Data for review:
#####

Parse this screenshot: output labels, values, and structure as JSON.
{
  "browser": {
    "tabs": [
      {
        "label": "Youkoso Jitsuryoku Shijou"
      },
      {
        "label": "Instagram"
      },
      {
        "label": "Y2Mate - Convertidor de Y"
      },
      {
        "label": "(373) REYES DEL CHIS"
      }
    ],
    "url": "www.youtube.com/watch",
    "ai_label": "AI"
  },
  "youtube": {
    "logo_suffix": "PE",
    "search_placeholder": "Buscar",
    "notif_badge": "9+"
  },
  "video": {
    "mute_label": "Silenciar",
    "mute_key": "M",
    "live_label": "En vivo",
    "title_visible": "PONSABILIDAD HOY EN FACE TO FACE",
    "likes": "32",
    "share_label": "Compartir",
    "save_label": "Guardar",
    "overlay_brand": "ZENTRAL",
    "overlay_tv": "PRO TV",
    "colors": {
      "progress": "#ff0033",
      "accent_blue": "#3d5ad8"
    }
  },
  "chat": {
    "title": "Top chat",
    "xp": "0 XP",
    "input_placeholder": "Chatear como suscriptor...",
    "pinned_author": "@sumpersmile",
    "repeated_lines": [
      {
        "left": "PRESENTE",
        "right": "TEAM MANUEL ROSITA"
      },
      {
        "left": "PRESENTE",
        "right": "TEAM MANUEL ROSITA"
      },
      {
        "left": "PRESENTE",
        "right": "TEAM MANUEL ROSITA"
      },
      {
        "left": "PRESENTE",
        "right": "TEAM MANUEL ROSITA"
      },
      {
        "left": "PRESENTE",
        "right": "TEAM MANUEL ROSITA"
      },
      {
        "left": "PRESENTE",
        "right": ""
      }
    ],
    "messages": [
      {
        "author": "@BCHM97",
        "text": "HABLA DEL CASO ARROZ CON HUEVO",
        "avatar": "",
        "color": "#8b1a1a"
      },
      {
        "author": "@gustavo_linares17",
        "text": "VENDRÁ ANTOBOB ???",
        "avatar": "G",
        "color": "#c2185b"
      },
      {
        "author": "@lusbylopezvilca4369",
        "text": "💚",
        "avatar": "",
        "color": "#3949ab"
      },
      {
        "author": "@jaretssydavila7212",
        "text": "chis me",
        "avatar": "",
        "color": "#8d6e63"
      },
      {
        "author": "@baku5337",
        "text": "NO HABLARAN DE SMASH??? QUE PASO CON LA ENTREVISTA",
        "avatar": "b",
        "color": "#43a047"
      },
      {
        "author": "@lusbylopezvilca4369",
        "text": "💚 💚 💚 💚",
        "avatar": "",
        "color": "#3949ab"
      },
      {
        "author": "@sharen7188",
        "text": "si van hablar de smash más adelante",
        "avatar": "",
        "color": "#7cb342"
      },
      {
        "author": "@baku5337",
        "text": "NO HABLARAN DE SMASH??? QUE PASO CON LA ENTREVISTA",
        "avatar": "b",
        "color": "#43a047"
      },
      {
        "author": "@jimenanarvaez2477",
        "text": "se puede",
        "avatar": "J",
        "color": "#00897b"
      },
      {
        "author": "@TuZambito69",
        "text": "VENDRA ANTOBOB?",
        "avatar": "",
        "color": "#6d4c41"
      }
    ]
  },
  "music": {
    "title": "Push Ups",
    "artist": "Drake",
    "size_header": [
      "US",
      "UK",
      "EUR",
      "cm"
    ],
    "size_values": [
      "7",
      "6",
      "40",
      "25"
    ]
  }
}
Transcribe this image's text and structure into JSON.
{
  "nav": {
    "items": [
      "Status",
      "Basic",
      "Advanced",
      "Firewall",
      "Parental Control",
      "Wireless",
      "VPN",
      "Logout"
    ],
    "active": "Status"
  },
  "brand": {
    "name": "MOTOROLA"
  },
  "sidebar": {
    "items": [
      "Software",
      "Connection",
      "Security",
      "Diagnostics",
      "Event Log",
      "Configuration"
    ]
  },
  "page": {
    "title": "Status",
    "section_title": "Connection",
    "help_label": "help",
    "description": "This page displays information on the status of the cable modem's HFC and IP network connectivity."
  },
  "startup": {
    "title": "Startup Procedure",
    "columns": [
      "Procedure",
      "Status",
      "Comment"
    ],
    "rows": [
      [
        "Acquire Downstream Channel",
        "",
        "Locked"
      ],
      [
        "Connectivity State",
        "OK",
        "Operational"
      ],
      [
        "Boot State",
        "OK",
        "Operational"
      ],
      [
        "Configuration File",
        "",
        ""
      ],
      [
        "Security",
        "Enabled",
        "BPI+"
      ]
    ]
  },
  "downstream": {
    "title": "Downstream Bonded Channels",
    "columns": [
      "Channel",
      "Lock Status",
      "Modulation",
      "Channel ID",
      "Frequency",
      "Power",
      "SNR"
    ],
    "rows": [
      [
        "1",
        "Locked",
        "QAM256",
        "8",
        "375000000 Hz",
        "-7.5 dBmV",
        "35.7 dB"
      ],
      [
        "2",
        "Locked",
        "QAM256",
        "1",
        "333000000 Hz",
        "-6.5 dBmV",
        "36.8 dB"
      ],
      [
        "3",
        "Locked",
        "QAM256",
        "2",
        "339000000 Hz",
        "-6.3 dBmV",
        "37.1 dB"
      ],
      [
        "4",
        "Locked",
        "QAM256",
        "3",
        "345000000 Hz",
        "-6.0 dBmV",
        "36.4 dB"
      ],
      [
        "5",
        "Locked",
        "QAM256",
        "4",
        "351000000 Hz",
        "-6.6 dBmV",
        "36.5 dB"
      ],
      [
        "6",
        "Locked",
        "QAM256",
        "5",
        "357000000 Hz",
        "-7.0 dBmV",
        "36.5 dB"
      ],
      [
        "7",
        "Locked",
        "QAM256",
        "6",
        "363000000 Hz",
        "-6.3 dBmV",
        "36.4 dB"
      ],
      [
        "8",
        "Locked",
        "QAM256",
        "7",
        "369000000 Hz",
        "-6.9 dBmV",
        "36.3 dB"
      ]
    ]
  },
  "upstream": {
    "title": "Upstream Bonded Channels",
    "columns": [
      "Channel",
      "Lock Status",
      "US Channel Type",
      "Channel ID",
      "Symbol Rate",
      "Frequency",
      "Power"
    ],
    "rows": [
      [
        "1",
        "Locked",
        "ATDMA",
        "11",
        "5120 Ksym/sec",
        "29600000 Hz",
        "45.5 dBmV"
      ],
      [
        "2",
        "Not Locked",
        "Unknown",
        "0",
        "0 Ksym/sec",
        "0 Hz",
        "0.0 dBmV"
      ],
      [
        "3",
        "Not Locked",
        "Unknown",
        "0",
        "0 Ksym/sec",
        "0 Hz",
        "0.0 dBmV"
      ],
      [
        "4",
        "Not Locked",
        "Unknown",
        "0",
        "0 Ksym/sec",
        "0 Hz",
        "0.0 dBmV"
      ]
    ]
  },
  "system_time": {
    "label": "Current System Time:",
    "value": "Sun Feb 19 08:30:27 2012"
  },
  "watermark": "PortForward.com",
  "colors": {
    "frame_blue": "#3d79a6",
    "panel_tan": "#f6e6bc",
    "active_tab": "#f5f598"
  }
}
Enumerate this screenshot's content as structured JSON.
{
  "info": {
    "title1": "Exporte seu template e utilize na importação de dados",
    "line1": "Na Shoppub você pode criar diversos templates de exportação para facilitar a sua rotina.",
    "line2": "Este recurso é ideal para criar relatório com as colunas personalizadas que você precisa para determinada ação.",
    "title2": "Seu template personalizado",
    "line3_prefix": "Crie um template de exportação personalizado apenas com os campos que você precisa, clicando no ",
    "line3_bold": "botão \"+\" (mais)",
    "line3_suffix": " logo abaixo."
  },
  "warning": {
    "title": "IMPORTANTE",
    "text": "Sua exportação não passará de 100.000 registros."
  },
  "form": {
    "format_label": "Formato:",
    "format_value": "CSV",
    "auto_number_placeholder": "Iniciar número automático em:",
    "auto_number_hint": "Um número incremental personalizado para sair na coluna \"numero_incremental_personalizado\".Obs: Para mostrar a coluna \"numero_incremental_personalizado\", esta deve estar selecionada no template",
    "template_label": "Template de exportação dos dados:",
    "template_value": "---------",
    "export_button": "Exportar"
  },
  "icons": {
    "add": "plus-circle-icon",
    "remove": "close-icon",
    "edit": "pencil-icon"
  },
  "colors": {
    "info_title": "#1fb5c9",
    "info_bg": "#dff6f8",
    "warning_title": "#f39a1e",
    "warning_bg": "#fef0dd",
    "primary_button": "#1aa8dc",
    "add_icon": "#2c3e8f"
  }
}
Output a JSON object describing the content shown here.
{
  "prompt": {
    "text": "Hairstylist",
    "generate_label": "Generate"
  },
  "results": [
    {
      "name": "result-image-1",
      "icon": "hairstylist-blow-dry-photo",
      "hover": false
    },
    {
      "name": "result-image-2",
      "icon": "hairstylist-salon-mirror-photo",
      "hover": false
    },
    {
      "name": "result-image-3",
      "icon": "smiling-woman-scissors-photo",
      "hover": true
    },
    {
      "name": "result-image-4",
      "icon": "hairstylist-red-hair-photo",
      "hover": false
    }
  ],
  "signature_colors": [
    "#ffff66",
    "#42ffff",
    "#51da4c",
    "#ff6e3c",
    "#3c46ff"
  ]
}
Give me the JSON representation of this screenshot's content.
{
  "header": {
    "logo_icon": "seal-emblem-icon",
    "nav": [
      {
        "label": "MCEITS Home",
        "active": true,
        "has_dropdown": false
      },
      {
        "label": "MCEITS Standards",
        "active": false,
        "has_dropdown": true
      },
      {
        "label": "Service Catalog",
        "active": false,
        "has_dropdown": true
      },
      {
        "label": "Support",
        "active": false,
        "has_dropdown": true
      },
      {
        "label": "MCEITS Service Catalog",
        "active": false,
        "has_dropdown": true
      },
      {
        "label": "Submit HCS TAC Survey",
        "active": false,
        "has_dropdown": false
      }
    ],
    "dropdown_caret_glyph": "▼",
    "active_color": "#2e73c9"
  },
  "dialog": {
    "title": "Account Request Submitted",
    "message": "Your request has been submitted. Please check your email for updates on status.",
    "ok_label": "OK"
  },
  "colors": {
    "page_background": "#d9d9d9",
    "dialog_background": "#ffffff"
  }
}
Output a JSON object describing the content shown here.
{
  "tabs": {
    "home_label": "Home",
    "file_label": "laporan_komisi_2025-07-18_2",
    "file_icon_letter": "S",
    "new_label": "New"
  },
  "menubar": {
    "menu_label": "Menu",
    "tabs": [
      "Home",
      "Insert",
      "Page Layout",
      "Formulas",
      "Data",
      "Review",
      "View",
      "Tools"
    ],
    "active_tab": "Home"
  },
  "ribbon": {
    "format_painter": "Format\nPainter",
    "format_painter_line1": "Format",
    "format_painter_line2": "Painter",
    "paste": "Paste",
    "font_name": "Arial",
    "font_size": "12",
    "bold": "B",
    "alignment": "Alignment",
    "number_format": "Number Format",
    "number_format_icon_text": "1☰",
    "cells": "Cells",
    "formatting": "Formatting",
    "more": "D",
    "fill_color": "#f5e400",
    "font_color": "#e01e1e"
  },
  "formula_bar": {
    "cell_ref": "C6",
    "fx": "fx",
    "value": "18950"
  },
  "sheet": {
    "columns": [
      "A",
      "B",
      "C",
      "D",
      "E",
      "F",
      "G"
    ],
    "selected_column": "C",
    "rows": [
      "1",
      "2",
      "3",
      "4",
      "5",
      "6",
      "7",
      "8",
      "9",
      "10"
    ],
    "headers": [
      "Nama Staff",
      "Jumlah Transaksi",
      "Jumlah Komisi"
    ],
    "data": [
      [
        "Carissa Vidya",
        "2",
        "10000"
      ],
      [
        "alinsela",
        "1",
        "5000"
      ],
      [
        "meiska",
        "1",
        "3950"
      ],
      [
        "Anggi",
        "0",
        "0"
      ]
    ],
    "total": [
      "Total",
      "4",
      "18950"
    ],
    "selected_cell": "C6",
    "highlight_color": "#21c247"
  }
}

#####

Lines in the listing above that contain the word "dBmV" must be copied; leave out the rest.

Answer section:
        "-7.5 dBmV",
        "-6.5 dBmV",
        "-6.3 dBmV",
        "-6.0 dBmV",
        "-6.6 dBmV",
        "-7.0 dBmV",
        "-6.3 dBmV",
        "-6.9 dBmV",
        "45.5 dBmV"
        "0.0 dBmV"
        "0.0 dBmV"
        "0.0 dBmV"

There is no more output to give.